The New York Times looks at the system and it's clean-burning buses and discusses what other cities' transit systems (and officials) can learn.
"[S]leek, red vehicles full of commuters speed down the four center lanes of Avenida de las Américas. The long, segmented, low-emission buses are part of a novel public transportation system called bus rapid transit, or B.R.T. It is more like an above-ground subway than a collection of bus routes, with seven intersecting lines, enclosed stations that are entered through turnstiles with the swipe of a farecard and coaches that feel like trams inside.
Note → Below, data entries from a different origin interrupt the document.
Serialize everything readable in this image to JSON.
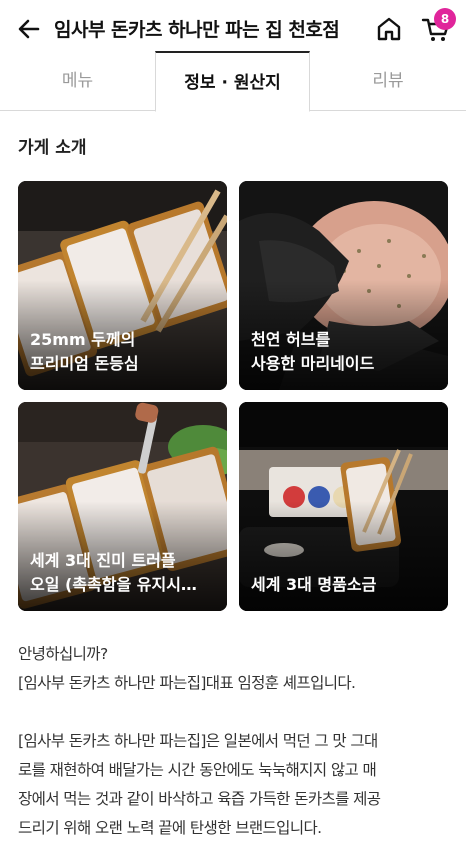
{
  "header": {
    "title": "임사부 돈카츠 하나만 파는 집 천호점",
    "cart_count": "8",
    "icons": {
      "back": "arrow-left-icon",
      "home": "home-icon",
      "cart": "cart-icon"
    },
    "accent_color": "#e0259b"
  },
  "tabs": [
    {
      "label": "메뉴",
      "active": false
    },
    {
      "label": "정보 · 원산지",
      "active": true
    },
    {
      "label": "리뷰",
      "active": false
    }
  ],
  "section": {
    "title": "가게 소개"
  },
  "cards": [
    {
      "line1": "25mm 두께의",
      "line2": "프리미엄 돈등심"
    },
    {
      "line1": "천연 허브를",
      "line2": "사용한 마리네이드"
    },
    {
      "line1": "세계 3대 진미 트러플",
      "line2": "오일 (촉촉함을 유지시…"
    },
    {
      "line1": "세계 3대 명품소금",
      "line2": ""
    }
  ],
  "intro": {
    "line1": "안녕하십니까?",
    "line2": "[임사부 돈카츠 하나만 파는집]대표 임정훈 셰프입니다.",
    "line3": "[임사부 돈카츠 하나만 파는집]은 일본에서 먹던 그 맛 그대",
    "line4": "로를 재현하여 배달가는 시간 동안에도 눅눅해지지 않고 매",
    "line5": "장에서 먹는 것과 같이 바삭하고 육즙 가득한 돈카츠를 제공",
    "line6": "드리기 위해 오랜 노력 끝에 탄생한 브랜드입니다."
  }
}
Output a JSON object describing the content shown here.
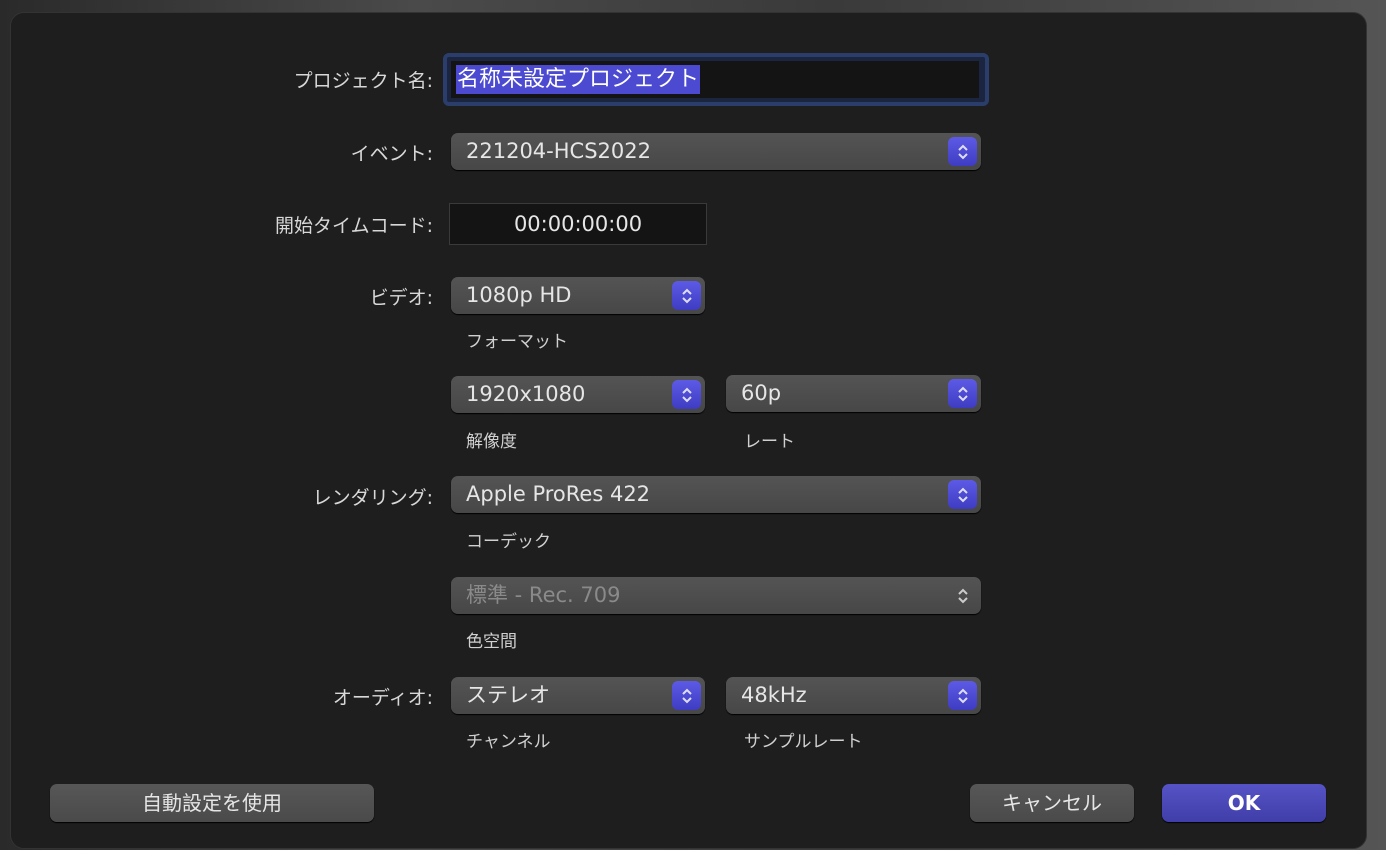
{
  "project_name": {
    "label": "プロジェクト名:",
    "value": "名称未設定プロジェクト"
  },
  "event": {
    "label": "イベント:",
    "value": "221204-HCS2022"
  },
  "timecode": {
    "label": "開始タイムコード:",
    "value": "00:00:00:00"
  },
  "video": {
    "label": "ビデオ:",
    "format": "1080p HD",
    "format_caption": "フォーマット",
    "resolution": "1920x1080",
    "resolution_caption": "解像度",
    "rate": "60p",
    "rate_caption": "レート"
  },
  "rendering": {
    "label": "レンダリング:",
    "codec": "Apple ProRes 422",
    "codec_caption": "コーデック",
    "color_space": "標準 - Rec. 709",
    "color_space_caption": "色空間"
  },
  "audio": {
    "label": "オーディオ:",
    "channels": "ステレオ",
    "channels_caption": "チャンネル",
    "sample_rate": "48kHz",
    "sample_rate_caption": "サンプルレート"
  },
  "buttons": {
    "auto": "自動設定を使用",
    "cancel": "キャンセル",
    "ok": "OK"
  },
  "colors": {
    "accent": "#4b4ad0",
    "dialog_bg": "#1e1e1e"
  }
}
Versions of these systems are now being planned or built in dozens of developing cities around the world - Mexico City, Cape Town, Jakarta, Indonesia, and Ahmedabad, India, to name a few - providing a public transportation network that improves traffic flow and reduces smog at a fraction of the cost of building a subway.
But the rapid transit systems have another benefit: they may hold a key to combating climate change."